Today even students who are returning to school in their forties are digital natives. That means that schoolwork competes with students’ phones, tablets, and gaming systems. These are also the other distractors that online returning students traditionally deal with, like work and family. Time management can be one of the most critical factors in student success. Student success markedly decreases when a student starts an assignment on or after the due date (Field, 2015). So, what strategies help? Encouraging students to use time management techniques will have a better and more prosperous college experience. This will be reflected in retention percentages and student feedback surveys.
Here are some of the approaches we are currently employing with our clients’ students.
Plan with the Students
Our online catalog has roughly the same cadence of due dates for each course. This allows the Success Coaches to work with the student during orientation on time management. Typically, a student will know their personal and work schedule at the time of orientation. This allows them to look forward by answering the question, “when will you address your schoolwork.” Students are encouraged to identify times before their first class when they will complete their work.
New students are contacted after their first week of study. The focus is on issues that will stop student progress but, one of the preplanned questions is, “how are you doing adhering to your time management plan.” The opportunity is afforded to the student to review and amend their earlier plan with the Success Coach.
Work with Instructors
Workflows are predetermined with faculty to refer students to a success coach to problem-solve academic issues while a student can still be in the course. This is done for new and continuing students. Success Coaches can then work with students on time management or any other issues that come up. The most common problem self-identified by students to our success coaches is time management.
Identify Areas for Improvement

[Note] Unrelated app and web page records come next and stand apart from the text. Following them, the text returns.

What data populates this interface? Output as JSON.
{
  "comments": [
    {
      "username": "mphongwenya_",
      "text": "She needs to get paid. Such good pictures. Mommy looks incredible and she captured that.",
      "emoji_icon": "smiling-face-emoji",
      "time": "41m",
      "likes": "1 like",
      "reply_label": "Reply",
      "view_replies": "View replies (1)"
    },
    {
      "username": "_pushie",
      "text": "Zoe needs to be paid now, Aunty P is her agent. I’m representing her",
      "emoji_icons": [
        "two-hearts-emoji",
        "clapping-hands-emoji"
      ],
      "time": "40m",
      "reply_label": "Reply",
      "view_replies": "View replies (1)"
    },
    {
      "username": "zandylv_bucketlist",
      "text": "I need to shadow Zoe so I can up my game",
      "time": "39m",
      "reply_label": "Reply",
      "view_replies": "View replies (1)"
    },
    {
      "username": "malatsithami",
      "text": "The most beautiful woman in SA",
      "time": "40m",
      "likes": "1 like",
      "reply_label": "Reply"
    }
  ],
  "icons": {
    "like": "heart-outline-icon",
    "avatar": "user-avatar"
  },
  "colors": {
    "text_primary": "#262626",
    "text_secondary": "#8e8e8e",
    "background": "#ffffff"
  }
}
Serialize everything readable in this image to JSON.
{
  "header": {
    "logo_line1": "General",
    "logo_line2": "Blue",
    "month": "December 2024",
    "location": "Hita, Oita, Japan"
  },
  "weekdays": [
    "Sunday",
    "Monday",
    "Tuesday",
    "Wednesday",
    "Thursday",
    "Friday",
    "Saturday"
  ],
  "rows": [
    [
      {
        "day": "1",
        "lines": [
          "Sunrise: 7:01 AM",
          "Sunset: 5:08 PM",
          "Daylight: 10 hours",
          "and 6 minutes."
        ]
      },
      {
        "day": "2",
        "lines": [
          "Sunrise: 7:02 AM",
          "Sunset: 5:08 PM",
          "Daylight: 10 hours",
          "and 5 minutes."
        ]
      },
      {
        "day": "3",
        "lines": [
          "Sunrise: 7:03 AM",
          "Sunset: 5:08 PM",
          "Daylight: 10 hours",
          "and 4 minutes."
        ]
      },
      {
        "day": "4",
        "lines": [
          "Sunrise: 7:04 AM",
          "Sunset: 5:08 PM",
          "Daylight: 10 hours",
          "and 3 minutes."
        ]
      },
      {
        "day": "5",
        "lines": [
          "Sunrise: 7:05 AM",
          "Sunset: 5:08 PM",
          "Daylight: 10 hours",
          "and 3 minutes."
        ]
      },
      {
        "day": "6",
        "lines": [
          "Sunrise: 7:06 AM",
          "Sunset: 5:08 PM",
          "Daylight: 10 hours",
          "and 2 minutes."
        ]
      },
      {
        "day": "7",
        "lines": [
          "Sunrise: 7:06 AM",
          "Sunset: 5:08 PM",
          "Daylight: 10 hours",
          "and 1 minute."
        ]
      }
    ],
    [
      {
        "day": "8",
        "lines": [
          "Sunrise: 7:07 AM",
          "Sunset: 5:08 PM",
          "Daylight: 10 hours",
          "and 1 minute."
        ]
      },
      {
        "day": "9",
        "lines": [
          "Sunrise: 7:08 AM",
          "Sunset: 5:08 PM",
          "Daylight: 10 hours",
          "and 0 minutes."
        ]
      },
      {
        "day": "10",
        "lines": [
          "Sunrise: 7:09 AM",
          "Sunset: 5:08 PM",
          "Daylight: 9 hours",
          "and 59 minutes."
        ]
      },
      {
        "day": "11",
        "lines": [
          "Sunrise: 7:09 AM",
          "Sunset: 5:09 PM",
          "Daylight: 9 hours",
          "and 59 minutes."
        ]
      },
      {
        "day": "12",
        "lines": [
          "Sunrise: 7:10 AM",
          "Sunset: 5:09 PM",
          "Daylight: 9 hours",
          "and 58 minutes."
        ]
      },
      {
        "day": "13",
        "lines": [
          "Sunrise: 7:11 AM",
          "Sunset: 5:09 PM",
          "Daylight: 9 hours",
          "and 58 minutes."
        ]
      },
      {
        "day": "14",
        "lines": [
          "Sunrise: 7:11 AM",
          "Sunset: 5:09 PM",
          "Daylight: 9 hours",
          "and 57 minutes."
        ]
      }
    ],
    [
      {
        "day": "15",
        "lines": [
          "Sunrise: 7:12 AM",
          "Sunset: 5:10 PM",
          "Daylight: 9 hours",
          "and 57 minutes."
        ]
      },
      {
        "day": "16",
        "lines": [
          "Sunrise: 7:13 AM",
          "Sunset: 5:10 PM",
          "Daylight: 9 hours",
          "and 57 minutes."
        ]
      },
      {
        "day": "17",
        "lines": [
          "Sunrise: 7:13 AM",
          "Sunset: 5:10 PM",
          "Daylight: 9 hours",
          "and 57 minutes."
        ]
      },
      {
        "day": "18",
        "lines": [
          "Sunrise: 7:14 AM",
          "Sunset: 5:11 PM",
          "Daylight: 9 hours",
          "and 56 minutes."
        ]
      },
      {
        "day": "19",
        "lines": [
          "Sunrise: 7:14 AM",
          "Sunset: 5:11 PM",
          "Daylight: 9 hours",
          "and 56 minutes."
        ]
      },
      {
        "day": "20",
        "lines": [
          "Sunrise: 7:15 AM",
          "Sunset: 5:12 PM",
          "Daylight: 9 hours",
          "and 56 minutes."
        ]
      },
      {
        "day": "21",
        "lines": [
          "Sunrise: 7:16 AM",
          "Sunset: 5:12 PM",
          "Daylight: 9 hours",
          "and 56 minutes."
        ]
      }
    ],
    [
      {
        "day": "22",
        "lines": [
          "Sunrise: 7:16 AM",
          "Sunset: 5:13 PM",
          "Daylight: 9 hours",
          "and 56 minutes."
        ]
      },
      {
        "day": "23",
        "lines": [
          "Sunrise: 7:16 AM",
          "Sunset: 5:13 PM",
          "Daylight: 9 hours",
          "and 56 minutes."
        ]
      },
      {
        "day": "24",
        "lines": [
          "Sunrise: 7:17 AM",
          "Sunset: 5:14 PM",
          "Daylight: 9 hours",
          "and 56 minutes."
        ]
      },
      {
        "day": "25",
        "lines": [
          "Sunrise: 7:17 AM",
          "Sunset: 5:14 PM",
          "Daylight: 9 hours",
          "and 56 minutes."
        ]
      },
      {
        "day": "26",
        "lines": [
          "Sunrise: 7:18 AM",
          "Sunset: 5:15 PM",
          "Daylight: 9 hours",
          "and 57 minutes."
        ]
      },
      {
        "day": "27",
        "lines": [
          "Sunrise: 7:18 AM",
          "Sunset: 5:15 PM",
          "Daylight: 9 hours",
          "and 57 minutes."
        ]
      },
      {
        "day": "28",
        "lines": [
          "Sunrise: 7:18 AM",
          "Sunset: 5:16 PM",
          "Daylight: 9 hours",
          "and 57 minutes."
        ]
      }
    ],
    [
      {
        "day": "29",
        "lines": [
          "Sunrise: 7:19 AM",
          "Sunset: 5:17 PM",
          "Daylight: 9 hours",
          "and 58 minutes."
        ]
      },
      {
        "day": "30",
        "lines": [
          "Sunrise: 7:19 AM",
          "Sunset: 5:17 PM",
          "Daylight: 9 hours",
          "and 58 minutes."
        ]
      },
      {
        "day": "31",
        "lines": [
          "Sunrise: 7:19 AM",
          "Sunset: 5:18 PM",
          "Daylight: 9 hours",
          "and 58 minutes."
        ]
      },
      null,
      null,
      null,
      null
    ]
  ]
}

Students are asked to brainstorm what they can do to be more successful or efficient learners in scheduled coaching meetings. We find that students often, without prompting, revisit the conversation they held in their original orientation and identify fidelity to their original plan as the main area to improve.
Move the Due Dates Forward
One popular strategy is to have students plan to finish an assignment the day before they are due. When pressures on a student’s time interfere with planned study times, having the extra day allows students to still turn assignments in on time despite unplanned disruptions.
It is understood that the online population has more pressure on their time than their traditional in-seat counterparts. Competition for a time in other areas of student life can be daunting. One of our successful coaches ‘ objectives is to arm students to succeed in that competition.
I would love to hear your thoughts or feedback on other strategies.
Field, J. (2015). Improving student performance using nudge analytics. In Proceedings of the 8th International Conference on Educational Data Mining (pp. 464–467). https://files.eric.ed.gov/fulltext/ED560905.pdf